After returning from our lengthy road trip earlier this summer, there was a certain green, jungle-like vegetation that took over our entire yard. *Specifically, my garden. Hours and hours were spent meticulously rooting out the weeds (with a fork) to restore order among the vegetables. Too many delicious things were at stake, I reasoned, to let it go so early in the season. In the pruning process, I up-rooted and re-planted numerous seedlings in the name of efficiency and preventing invasion.
Although you may marvel at my diligence, organization and attention to nitty-gritty detail (ha!)—it’s a façade. Don’t let this neatly pruned patch of dirt fool you. In reality, this push to reclaim my territory is based on a feeling of scarcity, impatience and mistrust, at least in terms of growth potential.
(Ways I am not like the Sower in this weekend’s Gospel reading).
I can appreciate if this parable doesn’t read in a consoling way to you. However, I have found it to be a comforting read and here’s why: The Sower (Jesus) is not discouraged or hasty when the field takes on a different, less-orderly appearance than perhaps originally imagined. I am so encouraged by this. Rather than going through and smiting all life-forms other than wheat (as is my technique), there is a steady approach and a loving one, so intent on the outcome of each individual, that their disruption cannot even be considered--and that means fostering the growth of an additional crop as well.
This makes no sense, literally.
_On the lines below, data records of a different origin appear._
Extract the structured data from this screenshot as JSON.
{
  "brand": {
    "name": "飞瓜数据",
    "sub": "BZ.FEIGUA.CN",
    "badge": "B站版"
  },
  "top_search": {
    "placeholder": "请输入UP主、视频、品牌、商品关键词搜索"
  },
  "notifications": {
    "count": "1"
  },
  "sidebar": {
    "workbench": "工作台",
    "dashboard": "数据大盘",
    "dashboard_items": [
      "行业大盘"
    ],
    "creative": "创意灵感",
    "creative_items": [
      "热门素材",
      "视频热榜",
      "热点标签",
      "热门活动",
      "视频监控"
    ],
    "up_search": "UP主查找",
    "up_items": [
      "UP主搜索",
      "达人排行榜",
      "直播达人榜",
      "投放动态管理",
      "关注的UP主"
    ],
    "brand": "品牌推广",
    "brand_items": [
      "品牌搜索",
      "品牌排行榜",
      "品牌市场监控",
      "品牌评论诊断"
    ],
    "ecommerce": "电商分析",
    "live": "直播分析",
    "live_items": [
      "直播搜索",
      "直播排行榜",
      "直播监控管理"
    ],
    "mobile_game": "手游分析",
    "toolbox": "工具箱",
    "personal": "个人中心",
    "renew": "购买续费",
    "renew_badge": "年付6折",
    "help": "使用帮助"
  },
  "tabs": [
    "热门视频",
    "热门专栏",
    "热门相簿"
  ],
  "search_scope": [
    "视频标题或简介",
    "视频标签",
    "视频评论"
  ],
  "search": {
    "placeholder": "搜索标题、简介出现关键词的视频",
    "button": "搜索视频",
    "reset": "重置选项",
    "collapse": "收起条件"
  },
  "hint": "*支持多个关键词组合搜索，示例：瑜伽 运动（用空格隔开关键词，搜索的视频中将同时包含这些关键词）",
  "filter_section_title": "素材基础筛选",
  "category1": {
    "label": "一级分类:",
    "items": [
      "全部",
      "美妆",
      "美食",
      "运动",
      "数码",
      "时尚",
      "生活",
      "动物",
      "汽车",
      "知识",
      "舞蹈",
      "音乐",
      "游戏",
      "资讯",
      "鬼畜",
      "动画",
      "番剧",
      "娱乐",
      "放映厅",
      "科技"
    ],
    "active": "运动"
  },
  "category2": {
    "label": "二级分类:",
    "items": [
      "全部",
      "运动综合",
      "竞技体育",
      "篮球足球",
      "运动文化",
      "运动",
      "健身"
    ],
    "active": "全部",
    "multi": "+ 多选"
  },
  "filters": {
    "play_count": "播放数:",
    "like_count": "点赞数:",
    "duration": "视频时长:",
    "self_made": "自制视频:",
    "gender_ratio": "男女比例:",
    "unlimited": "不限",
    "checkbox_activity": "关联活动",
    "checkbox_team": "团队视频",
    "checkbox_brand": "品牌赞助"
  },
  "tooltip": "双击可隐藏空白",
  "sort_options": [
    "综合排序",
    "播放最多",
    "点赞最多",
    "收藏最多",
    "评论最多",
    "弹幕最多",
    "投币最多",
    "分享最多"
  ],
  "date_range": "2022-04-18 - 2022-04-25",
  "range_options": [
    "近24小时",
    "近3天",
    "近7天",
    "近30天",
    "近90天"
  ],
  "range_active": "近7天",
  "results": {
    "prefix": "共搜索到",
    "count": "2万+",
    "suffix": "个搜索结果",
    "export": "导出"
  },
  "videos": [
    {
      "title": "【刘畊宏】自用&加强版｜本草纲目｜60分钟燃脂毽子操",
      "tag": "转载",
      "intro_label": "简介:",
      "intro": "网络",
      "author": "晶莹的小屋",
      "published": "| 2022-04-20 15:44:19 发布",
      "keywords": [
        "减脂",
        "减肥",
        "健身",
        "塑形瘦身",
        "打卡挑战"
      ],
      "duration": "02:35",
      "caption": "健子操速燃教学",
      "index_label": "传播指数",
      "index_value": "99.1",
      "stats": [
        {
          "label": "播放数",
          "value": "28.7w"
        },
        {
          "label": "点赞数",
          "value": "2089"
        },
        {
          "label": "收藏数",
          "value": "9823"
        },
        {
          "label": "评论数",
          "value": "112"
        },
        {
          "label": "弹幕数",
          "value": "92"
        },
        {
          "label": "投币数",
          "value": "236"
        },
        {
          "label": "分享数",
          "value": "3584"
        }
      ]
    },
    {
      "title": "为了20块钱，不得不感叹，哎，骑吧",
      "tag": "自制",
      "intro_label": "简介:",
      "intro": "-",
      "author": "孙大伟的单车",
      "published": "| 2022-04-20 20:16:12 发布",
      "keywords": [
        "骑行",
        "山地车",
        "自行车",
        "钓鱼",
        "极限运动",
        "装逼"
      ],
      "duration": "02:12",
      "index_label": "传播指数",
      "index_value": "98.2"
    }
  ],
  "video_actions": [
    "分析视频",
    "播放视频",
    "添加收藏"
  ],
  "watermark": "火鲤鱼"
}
Certainly very few farmers would take confidently to this practice in the name of sound agriculture—there’s too much room for failure. What I gather from this parable is that the Lord sees failure in a much different light than we might. That, and there is absolutely no rush. There is only offering hospitality and nourishment for those on the journey with us; especially, those whose roots are tangled up with our own, squeezing us, and growing right beside us.
Oh, for this kind of love.
It is clear in either option of today’s Gospel reading that Jesus has a story to tell and a clear takeaway—spelling it out or putting it on repeat in so many different ways that the meaning cannot possibly be lost. Basically, it seems really important to Jesus that those listening to the parables understand clearly that the Kingdom is much bigger, wilder and more patient than we can appreciate or imagine, which would suggest perhaps that God is, too.
In gratitude for little reminders like this, all those who toil on the land and the breadth of all that creation has to teach us.
P.S. If you want to read a timely piece about farmers— treat yourself to Ann Voskamp's piece from July 19, 2017.